Testimony in another trial pitting a police officer against the city began this week in Los Angeles County Superior Court, this time centering on claims that an Armenian American detective endured ethnic slurs and other forms of harassment.
Burbank Police Det. Steve Karagiosian's attorney, Solomon Gresen, said in his opening statement Thursday that evidence would show ethnic slurs against his client were made and corroborated by other officers.
“From the time he passed probationary status, he received outstanding performance evaluations,” Gresen said, noting that Karagiosian was named Officer of the Year in 2007.
After Karagiosian's probationary period passed, “he started hearing comments, about him and people on the street,” and started to complain as early as 2007, Gresen said.
One of the six officers Karagiosian alleges made racial slurs was suspended for about 12 hours, Gresen said.
Officer Aaron Kendrick was accused of calling Armenians “towel heads,” which was corroborated by four other officers, according to documents presented in court that were based on an investigation by outside attorney Irma Rodriguez Moisa.
Former Police Chief Tim Stehr was the first witness in the trial, taking the stand Thursday to weigh in on the allegations.
“I believe it falls under the harassment section,” Stehr said when asked if Kendrick's statement violated a department or city policy.
Kendrick also allegedly told Karagiosian he was hired and promoted only because he was Armenian.
“It could be a violation,” Stehr said, adding that the first statement could also be a violation that would have to be investigated further.
Some in the department thought their comments were funny, Stehr said, adding that in general, he didn't want anyone in the department saying anything about another ethnic group.
He felt people in the department needed to be educated and recommended additional training for the department, Stehr added.

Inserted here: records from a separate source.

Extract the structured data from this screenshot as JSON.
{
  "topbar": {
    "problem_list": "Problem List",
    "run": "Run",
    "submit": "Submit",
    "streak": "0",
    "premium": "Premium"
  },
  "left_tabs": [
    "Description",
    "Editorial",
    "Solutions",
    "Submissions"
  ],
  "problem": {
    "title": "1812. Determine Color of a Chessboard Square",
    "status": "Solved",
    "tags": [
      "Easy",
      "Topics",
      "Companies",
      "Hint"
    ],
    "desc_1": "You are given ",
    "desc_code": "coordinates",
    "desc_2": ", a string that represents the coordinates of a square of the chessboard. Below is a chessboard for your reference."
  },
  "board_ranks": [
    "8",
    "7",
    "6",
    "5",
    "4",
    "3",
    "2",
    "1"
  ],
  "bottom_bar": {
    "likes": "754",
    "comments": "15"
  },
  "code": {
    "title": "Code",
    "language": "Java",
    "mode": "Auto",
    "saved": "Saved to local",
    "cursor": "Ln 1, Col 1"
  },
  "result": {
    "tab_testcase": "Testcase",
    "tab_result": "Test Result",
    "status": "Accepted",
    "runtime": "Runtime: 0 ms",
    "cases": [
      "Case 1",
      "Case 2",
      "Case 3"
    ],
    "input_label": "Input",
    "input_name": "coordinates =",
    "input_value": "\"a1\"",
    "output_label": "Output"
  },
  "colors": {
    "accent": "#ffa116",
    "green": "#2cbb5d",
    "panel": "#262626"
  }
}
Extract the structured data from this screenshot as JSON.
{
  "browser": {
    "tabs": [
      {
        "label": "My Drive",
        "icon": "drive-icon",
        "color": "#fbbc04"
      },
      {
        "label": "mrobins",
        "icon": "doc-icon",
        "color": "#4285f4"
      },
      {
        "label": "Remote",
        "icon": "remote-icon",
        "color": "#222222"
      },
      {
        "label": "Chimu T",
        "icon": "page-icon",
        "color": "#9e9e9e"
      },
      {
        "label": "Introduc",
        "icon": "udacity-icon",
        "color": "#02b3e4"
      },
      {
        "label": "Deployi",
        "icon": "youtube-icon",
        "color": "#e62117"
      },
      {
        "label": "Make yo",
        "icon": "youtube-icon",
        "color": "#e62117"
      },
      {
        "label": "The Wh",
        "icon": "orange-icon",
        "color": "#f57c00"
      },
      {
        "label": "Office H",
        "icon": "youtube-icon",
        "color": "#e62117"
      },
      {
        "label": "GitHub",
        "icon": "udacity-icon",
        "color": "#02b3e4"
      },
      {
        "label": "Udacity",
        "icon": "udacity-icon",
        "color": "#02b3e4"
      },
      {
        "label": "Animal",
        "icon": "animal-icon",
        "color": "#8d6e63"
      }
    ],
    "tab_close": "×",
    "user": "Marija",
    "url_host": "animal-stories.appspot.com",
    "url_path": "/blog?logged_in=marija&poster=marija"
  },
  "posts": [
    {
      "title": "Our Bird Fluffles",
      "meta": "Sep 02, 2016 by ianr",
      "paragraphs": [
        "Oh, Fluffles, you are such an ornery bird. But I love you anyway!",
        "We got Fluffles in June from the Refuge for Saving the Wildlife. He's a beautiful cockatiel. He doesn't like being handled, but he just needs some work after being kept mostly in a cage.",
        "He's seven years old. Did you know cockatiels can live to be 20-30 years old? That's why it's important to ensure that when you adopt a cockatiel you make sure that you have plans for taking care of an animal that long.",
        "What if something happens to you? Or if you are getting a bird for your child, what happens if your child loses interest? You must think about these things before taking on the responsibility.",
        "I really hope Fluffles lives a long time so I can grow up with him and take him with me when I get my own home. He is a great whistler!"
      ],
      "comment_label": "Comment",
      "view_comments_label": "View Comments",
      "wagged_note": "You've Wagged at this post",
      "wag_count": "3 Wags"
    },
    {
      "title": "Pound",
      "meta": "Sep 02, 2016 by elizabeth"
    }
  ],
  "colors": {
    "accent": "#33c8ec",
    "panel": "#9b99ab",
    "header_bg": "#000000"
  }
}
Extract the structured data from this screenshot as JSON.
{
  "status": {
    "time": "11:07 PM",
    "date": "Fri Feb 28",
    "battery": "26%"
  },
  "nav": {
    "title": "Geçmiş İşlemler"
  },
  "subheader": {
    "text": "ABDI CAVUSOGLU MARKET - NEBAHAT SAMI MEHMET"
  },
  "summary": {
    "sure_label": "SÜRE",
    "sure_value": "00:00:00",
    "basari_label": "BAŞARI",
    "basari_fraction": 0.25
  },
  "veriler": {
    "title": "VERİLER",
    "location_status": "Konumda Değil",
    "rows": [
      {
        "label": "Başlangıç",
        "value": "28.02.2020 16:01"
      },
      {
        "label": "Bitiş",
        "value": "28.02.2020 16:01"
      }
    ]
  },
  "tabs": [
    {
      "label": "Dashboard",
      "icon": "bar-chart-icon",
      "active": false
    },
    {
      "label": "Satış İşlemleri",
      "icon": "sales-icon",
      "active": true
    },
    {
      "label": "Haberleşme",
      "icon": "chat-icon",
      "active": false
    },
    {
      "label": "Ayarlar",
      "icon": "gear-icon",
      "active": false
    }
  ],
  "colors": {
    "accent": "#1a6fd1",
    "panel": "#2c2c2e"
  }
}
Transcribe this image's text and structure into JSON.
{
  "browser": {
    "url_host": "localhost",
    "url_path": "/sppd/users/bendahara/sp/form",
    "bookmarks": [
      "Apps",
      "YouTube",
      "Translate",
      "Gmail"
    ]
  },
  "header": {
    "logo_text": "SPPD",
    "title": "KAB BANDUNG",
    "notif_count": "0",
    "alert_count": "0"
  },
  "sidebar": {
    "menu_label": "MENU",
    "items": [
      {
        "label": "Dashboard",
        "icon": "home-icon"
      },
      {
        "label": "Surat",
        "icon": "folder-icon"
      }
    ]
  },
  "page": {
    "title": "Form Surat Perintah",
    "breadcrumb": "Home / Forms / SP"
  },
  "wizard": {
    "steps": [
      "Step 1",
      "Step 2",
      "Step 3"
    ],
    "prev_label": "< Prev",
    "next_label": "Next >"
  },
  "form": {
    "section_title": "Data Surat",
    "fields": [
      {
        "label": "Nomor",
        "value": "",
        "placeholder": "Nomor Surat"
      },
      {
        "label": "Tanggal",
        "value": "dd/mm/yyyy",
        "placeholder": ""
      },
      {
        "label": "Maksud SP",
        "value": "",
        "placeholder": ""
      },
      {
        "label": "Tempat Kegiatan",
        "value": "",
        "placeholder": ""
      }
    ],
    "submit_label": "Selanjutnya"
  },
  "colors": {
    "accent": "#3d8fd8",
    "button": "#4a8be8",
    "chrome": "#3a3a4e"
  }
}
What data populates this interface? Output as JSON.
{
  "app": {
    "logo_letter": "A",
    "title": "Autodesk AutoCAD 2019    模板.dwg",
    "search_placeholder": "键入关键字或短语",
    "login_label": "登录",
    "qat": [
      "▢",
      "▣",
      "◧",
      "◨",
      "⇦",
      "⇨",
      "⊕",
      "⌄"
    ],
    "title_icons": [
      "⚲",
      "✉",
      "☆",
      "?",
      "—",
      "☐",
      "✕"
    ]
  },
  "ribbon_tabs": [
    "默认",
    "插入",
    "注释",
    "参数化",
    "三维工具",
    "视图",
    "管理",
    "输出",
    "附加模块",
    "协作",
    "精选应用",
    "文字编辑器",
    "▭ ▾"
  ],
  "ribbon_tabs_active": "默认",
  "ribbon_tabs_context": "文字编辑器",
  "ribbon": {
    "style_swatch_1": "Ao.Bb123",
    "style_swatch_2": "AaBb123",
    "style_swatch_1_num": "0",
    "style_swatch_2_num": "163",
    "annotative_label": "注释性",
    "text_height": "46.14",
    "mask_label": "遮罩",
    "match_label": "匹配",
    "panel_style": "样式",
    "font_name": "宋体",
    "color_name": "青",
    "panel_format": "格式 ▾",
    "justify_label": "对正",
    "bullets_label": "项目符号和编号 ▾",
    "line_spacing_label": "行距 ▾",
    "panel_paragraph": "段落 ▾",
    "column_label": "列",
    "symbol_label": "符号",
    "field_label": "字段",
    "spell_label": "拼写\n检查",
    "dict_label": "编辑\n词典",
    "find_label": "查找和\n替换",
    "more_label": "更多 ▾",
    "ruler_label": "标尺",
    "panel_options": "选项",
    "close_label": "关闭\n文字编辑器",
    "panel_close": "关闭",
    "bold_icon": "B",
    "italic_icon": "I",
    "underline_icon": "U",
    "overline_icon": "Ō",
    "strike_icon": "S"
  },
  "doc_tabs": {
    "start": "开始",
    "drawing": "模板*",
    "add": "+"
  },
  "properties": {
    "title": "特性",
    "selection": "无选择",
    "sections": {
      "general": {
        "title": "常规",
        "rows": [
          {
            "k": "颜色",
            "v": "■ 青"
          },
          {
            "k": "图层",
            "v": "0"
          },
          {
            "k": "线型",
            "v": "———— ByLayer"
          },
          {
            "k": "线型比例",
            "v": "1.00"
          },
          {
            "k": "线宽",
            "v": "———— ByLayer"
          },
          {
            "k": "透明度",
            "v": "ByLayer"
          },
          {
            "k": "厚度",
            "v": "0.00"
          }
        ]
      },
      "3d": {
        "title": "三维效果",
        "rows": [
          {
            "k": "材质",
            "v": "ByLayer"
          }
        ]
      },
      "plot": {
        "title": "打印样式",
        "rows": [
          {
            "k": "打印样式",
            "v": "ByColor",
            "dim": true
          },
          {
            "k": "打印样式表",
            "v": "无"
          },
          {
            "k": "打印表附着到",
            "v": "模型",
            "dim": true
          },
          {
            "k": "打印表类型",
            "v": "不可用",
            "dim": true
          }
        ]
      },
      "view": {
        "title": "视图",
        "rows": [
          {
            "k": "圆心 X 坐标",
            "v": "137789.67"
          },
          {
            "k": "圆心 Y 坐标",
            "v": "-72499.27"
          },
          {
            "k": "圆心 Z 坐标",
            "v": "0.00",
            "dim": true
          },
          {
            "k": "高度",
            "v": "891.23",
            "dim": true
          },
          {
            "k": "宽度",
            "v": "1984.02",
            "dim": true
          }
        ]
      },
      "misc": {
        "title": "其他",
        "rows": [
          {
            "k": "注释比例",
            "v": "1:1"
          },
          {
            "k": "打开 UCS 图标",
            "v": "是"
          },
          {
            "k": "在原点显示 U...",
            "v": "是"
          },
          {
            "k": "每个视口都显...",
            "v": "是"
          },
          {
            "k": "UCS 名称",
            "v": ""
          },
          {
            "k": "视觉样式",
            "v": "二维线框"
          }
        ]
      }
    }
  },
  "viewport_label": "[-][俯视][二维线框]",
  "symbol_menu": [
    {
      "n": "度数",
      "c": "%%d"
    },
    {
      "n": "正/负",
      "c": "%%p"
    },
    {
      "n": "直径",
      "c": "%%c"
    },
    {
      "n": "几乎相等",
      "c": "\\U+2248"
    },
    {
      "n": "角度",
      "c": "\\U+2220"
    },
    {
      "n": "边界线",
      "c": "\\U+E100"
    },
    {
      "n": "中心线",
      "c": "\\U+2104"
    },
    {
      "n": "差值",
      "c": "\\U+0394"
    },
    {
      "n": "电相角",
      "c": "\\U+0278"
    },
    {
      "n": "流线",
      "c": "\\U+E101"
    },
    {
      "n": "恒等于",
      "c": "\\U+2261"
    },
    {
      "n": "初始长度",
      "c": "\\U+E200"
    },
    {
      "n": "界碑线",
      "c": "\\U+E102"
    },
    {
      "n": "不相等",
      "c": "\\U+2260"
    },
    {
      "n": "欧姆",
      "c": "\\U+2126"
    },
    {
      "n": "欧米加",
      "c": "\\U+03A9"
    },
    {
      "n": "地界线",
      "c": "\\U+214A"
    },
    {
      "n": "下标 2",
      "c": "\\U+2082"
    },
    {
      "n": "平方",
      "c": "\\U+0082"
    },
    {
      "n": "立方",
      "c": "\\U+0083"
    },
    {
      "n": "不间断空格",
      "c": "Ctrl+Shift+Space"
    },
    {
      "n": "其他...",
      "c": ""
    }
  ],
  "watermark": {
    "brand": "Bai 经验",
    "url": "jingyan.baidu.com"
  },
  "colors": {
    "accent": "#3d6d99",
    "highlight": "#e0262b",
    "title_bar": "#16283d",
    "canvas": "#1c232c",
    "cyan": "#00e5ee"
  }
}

A four-hour diversity training course and a trip to the Museum of Tolerance was required of all people under his supervision after an anonymous letter surfaced in March 2008 about discrimination in the department, Stehr said.
Additional training for Kendrick and the five other officers who allegedly made disparaging comments about Armenians or toward Karagiosian was not recommended, Stehr testified.
But Lawrence Michaels, one of the attorneys defending the city, said in his opening statement that Karagiosian complained about the remarks years after they were made and only after there were rumors the FBI would be investigating the department for alleged excessive use of force. Karagiosian filed the lawsuit, Michaels argued, because he feared he would be investigated.
Michaels described Karagiosian as a foul-mouthed, abrasive person who did not fear retaliation or confronting people, and said the detective had previously deemed such comments as just jokes and failed attempts at humor — not harassment or discrimination.
Since the lawsuit was filed with five other officers in 2009, three of the claimants have been dropped for various reasons, including lack of merit or the expiration of the statute of limitations. One of those officers has a case pending in federal court.
The part of the case addressing the sexual harassment complaints of Officer Cindy Guillen might go to trial in the coming months.
A jury this week awarded former Deputy Police Chief William Taylor nearly $1.3 million after finding that the city demoted and fired him in retaliation for blocking the termination of minority officers and pushing for internal controls. He is expected to be called as a witness in the Karagiosian trial.